The trouble with oppositional politics is that it’s always more important to blame the other side than it is to understand a problem properly. There was a classic example of this on the radio this morning. Iain Duncan Smith, the Work and Pensions Secretary, was explaining the changes to housing benefit that come in today. Yes, many households will see reductions in their housing benefit, he says, but the welfare system has to be reined in.
The narrative that Duncan Smith was working to was that housing benefit doubled under the last Labour government. The implied message there is that Labour were soft on welfare, allowing all kinds of scroungers to enjoy discounted housing at the expense of the hardworking people of Britain. But while that’s a convenient political point, it ignores the real reasons behind that rise in benefits.
In the decade after Labour came to power, there was a long property boom. The average price of a house doubled and then some. The cost of renting has also risen to unprecedented highs.
Growth in average wages in Britain has not kept pace with the cost of housing. Inevitably, this means that many people have been spending an larger percentage of their earnings on housing. For those on low incomes, that may push you into eligibility for housing benefit.
As evidence of this, you need look no further than the sorts of households claiming the benefit. In the past, housing benefit was closely correlated to unemployment, but more and more working people have been applying. In the last few years, the majority of new sign-ups to housing benefit have been from working families.
The problem with a political explanation of problems rather than a factual understanding of them, is that your solutions don’t get the heart of the matter. So the coalition government’s new plans today will cut the benefit budget, but it won’t do anything to actually solve the underlying problem – housing is too expensive in Britain today. (Before anyone mentions the housing shortage, Britain hasn’t had one since 1971 and that’s whole other post)

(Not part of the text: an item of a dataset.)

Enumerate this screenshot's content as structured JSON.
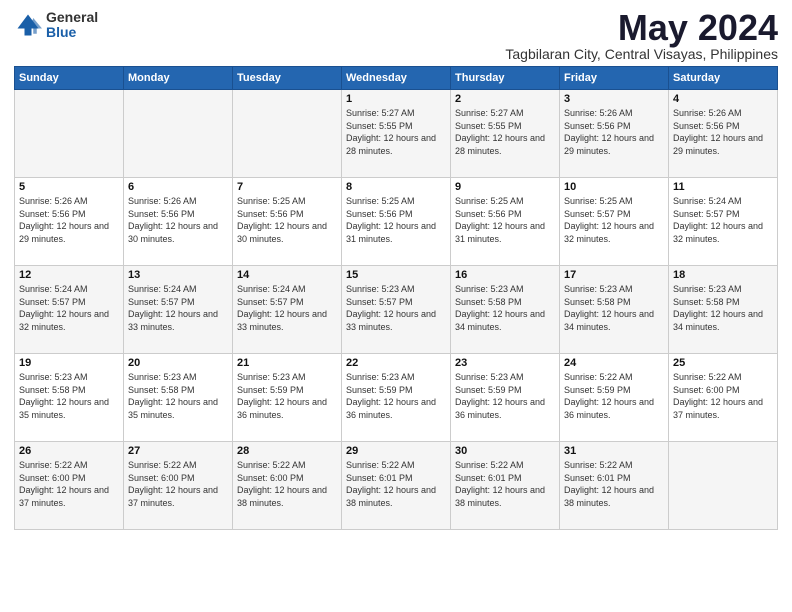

Instead, other parts of the government are making things worse. The chancellor’s latest budget includes measures to try and jumpstart the property market again, the very source of the problem. And who can blame them? Rising house prices work magic for the economy – until the inevitable correction of course. But with any luck, that can always be blamed on the opposition.